The weather was by now vile but blue sky was visible to the North, which was where the wind was blowing from. A couple were sheltering under the bridge – I imparted the foregoing wisdom to them (about the blue sky and wind etc.) and later, when the sky cleared and the sun came out, realised that I must have sounded like one of the local yokels being knowledgeable about country matters. Heh! Me, a true townie if ever there was one.

 


Milestone Lock is so called because it’s adjacent to the 17 mile stone visible in the centre of the first picture.
At Milestone lock in the lessening rain an angler was walking up trailing his bait in the water.
Brickyard Double Lock was so named because the field at the side once hosted brick making kilns using the clay from t’other side of the canal.
I’ve no idea who Brown was or why he gave his name to a lock.
Turnerwood double is usually counted as the first of the Thorpe flight rather that what seems more intuitive – the last of the Turnerwood flight.

 


By the time I was down towards Cinderhill the weather was glorious, it is March after all, the view across the canal was worth a picture. That’s a field of growing crops – not a manicured meadow.
The cloud in the distance attracted my notice. I have mentioned my liking for clouds, haven’t I?
Daisies blush when they’re young but lose the habit with age – just like people really.

 


A Long Tailed Tit doin’ the buggerin’ off. The wings are amazing.
You’ll have to take my word for it that this is a goldcrest. I did see it and its crest better but was unable to get a decent snap.
The magpie was on a multi-thousand volt cable high above the canal.
You can see where they got colours for paints way back can’t you? Don’t know whether this is a fungus or a lichen but I’ve plumped for fungus.

 

Treated myself at M&S at Journey’s End:

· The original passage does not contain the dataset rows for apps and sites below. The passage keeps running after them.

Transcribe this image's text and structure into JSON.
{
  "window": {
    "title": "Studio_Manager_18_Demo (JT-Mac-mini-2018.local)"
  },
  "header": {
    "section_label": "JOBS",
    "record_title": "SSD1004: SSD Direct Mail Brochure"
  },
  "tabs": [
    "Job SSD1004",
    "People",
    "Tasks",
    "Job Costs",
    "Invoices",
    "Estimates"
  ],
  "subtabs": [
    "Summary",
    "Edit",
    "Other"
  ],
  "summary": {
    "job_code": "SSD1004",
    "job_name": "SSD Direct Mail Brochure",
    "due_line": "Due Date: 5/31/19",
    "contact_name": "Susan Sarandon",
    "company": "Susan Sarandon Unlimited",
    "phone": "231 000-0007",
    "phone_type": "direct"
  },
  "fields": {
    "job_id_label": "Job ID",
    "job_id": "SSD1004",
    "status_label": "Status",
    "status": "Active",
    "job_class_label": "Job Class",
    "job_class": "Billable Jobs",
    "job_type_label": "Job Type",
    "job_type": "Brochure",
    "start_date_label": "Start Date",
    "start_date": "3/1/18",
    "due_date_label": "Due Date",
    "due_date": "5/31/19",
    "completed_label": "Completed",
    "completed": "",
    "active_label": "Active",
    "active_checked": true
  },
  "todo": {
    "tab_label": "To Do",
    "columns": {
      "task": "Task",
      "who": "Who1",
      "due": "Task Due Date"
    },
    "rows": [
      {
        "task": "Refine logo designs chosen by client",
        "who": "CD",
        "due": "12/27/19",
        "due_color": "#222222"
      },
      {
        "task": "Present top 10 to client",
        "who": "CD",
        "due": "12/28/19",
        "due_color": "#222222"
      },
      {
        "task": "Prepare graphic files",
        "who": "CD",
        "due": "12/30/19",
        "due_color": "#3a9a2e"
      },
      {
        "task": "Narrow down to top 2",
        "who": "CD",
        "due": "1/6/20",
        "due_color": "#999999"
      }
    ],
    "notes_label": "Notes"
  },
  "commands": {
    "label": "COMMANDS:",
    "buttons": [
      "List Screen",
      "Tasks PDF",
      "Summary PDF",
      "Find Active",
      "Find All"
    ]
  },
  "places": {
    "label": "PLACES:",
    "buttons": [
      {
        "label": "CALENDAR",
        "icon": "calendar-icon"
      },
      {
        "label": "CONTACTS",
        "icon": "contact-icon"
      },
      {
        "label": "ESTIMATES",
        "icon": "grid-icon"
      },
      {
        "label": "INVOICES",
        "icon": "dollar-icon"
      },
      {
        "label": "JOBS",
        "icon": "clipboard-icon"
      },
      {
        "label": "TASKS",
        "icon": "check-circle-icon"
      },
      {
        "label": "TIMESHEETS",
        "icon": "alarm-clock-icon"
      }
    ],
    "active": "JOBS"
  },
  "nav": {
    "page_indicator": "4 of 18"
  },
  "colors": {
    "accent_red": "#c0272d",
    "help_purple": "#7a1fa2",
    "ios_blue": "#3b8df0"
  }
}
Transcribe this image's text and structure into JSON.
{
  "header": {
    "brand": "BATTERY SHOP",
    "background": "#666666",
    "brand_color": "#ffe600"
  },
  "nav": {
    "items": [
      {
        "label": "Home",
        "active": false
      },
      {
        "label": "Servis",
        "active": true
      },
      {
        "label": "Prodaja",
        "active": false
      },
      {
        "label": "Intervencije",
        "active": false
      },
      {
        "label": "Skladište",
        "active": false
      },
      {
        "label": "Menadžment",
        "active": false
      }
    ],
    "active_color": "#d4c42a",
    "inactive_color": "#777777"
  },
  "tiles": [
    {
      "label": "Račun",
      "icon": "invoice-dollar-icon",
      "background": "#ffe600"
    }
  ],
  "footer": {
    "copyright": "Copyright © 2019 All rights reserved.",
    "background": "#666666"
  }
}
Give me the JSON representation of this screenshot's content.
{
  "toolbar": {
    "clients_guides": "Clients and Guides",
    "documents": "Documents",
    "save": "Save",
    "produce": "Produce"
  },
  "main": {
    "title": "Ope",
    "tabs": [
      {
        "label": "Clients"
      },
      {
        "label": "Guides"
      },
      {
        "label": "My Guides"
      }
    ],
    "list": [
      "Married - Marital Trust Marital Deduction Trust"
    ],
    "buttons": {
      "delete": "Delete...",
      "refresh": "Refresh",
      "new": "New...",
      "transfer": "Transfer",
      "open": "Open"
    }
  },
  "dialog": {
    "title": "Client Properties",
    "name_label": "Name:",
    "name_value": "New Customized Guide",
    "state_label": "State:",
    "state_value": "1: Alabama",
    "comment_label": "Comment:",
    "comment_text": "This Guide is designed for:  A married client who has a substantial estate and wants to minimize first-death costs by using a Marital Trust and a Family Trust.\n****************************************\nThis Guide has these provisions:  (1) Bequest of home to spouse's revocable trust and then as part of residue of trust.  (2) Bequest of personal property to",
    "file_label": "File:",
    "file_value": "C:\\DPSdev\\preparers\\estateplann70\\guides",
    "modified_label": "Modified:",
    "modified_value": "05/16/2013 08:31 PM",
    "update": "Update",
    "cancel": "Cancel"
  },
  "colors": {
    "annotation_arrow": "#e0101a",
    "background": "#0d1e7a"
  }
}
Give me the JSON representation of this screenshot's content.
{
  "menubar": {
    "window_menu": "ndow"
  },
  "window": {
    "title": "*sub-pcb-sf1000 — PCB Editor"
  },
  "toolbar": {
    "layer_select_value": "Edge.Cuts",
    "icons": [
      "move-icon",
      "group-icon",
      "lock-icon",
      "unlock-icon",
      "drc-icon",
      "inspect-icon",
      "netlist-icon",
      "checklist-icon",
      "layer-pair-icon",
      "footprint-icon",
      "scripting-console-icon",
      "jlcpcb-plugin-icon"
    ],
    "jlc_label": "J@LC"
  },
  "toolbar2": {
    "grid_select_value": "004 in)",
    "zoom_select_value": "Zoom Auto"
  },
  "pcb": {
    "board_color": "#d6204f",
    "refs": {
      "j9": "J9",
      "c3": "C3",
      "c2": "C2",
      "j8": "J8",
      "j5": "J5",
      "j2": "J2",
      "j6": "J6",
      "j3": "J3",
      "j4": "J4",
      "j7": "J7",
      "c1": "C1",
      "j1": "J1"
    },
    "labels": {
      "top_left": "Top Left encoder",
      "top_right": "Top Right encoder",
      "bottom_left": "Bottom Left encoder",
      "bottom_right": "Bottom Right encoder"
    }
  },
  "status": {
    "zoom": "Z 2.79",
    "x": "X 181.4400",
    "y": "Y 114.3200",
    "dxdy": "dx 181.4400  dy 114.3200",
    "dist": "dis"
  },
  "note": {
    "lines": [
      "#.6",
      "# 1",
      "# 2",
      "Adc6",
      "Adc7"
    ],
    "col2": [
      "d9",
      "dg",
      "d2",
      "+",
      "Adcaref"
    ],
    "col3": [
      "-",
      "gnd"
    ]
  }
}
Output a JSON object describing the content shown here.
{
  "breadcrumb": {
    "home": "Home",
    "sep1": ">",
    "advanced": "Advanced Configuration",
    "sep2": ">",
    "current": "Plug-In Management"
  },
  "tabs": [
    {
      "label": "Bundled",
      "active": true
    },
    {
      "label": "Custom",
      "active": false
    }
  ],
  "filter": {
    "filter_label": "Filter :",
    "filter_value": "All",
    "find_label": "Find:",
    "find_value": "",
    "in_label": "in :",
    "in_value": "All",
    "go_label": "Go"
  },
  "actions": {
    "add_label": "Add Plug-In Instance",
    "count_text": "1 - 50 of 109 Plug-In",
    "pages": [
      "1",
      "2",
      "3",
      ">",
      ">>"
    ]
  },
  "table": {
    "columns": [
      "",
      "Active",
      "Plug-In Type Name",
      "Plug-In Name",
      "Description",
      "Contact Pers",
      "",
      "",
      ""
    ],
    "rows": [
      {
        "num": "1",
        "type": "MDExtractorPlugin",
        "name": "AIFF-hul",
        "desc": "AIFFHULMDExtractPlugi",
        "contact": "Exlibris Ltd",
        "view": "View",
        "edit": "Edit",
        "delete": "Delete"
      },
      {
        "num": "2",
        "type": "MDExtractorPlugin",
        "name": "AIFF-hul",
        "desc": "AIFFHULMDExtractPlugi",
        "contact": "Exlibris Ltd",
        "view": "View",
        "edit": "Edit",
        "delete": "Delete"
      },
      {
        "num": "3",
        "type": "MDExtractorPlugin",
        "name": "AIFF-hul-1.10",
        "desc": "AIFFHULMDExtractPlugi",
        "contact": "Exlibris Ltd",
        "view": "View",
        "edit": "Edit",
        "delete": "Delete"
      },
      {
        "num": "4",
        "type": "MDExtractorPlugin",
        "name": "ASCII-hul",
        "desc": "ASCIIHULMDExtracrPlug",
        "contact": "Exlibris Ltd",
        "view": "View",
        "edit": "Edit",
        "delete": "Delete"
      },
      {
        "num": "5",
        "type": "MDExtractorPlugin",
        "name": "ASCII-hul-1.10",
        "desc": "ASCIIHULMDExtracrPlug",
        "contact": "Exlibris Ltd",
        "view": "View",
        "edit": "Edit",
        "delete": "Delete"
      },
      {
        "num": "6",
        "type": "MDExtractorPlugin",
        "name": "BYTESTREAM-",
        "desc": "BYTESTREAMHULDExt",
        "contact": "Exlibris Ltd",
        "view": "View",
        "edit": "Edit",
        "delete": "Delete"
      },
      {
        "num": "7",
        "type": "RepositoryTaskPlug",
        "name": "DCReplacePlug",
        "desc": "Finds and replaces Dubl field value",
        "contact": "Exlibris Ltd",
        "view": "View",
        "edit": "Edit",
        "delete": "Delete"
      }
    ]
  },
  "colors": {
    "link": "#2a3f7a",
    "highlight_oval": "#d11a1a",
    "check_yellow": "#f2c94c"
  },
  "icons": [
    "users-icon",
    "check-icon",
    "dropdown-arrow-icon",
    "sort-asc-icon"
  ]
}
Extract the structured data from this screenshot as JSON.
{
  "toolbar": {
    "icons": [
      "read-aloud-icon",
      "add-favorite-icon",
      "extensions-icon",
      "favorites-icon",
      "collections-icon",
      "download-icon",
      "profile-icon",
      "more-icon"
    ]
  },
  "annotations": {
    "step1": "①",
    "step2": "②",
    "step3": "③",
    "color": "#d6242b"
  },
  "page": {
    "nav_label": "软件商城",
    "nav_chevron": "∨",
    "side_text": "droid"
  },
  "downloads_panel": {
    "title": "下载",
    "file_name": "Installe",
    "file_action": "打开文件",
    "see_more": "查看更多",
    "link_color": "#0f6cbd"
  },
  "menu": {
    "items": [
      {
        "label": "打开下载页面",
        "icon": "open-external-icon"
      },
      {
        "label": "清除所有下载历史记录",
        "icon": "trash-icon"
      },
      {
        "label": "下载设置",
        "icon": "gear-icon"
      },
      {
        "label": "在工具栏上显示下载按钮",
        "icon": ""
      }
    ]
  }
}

Reward

Reward

Some more of February

Catching up slowly.
Click pics to see ’em bigger. Or you can click the ‘Flickr’ links.

Wednesday 10th

Flickr


Lone goosander – the flocks of a dozen or more seem to have ceased, leaving the odd singleton or couple to visit.
Not very often a magpie’ll tolerate this close an approach.
Bluetits bobble about all over. Often in the company of long tailed tits.
Accidental catch of a robin’s spread wing.

 
 
  Continue reading